‘I love that side of it, and I definitely want to do more of it in the future. When the right thing comes up it’s always good fun working with friends and getting involved in different projects.’
Foxes is currently out on what is the biggest tour of her career so far – 12 dates across the UK, including the Wedgewood Rooms in Southsea on Monday.
‘I’ve got all of the musicians I want coming on tour with me, it’s going to be really exciting.
‘I’ve got a band in who worked quite closely with me on this album. A lot of the instruments are live on the album, and I wanted to take as much of the album and that sound on tour with me as possible.’
She will however, be taking things at a more leisurely pace than last May, when she set a Guinness World Record by playing seven concerts in different cities in a single day.
‘That was linked to a charity called Trekstock (which works with young people diagnosed with cancer) who I wanted to raise money and awareness for.
‘We wanted to get together and do something that would be music-related but would also create a buzz, through the world record, trying to do as many gigs as possible in different cities and it was really nice, we raised a lot of money and we ended up doing it.
‘It was pretty tiring. We started at 6am and finished at midnight – and the day before I’d been in Barcelona shooting a video, so we got off the flight and went straight into that.’
While Louisa is originally from Southampton, there’s no hometown gig on the itinerary. Was that a conscious decision?
‘It’s just the way the tour’s worked out, but I do feel strange about playing Southampton, I don’t know why. I feel like I need to leave that to Craig David,’ she giggles.
There will be plenty of her old school friends and family coming to the gig though.
‘It’s kind of nice playing in Portsmouth, though, because it’s just far enough out, it’s like playing on your front doorstep.’
For her fans, it might be a surprise to hear that she also performed in the opening night gala show at last year’s London Jazz Festival with a 48-piece orchestra – something you might expect to be new territory for her. But no: ‘Funnily enough it’s not at all outside my comfort zone.
‘I grew up listening to a lot of jazz and started out with jazz, so that was probably one of the best moments so far, one of my favourite moments - working closely with the composer, who was incredible, and then to have the orchestra compose a song you’ve written is mind-blowing, I was totally overwhelmed, it was one of the most incredible things I’ve ever experienced.

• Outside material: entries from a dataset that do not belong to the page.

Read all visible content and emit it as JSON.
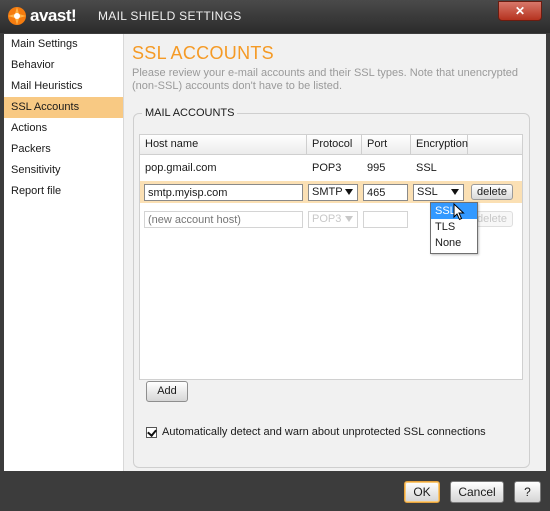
{
  "window": {
    "logo_text": "avast!",
    "title": "MAIL SHIELD SETTINGS",
    "close_label": "✕"
  },
  "sidebar": {
    "items": [
      {
        "label": "Main Settings"
      },
      {
        "label": "Behavior"
      },
      {
        "label": "Mail Heuristics"
      },
      {
        "label": "SSL Accounts"
      },
      {
        "label": "Actions"
      },
      {
        "label": "Packers"
      },
      {
        "label": "Sensitivity"
      },
      {
        "label": "Report file"
      }
    ],
    "selected": "SSL Accounts"
  },
  "main": {
    "title": "SSL ACCOUNTS",
    "description": "Please review your e-mail accounts and their SSL types. Note that unencrypted (non-SSL) accounts don't have to be listed.",
    "group_label": "MAIL ACCOUNTS",
    "table": {
      "headers": [
        "Host name",
        "Protocol",
        "Port",
        "Encryption"
      ],
      "rows": [
        {
          "host": "pop.gmail.com",
          "protocol": "POP3",
          "port": "995",
          "encryption": "SSL"
        }
      ],
      "edit_row": {
        "host": "smtp.myisp.com",
        "protocol": "SMTP",
        "port": "465",
        "encryption": "SSL",
        "delete_label": "delete"
      },
      "new_row": {
        "host_placeholder": "(new account host)",
        "protocol": "POP3",
        "port": "",
        "delete_label": "delete"
      }
    },
    "encryption_options": [
      "SSL",
      "TLS",
      "None"
    ],
    "encryption_highlighted": "SSL",
    "add_label": "Add",
    "auto_detect_label": "Automatically detect and warn about unprotected SSL connections",
    "auto_detect_checked": true
  },
  "footer": {
    "ok_label": "OK",
    "cancel_label": "Cancel",
    "help_label": "?"
  },
  "colors": {
    "accent": "#f59a25",
    "selected_nav": "#f8c983",
    "edit_row": "#fbe0b4",
    "chrome": "#3c3c3c"
  }
}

‘I grew up with a real jazz background, so it does sound like quite a contrast from pop music, but strangely that’s lot closer to home.
Could this be a hint then, of a new direction for album number three?
‘I don’t think you’ll find me playing in a jazz bar quite yet,’ she smiles. ‘Maybe in a few years.’
n Foxes is at The Wedgewood Rooms in Southsea on Monday.
Doors 7.30pm, Tickets £16. Go to wedgewood-rooms.co.uk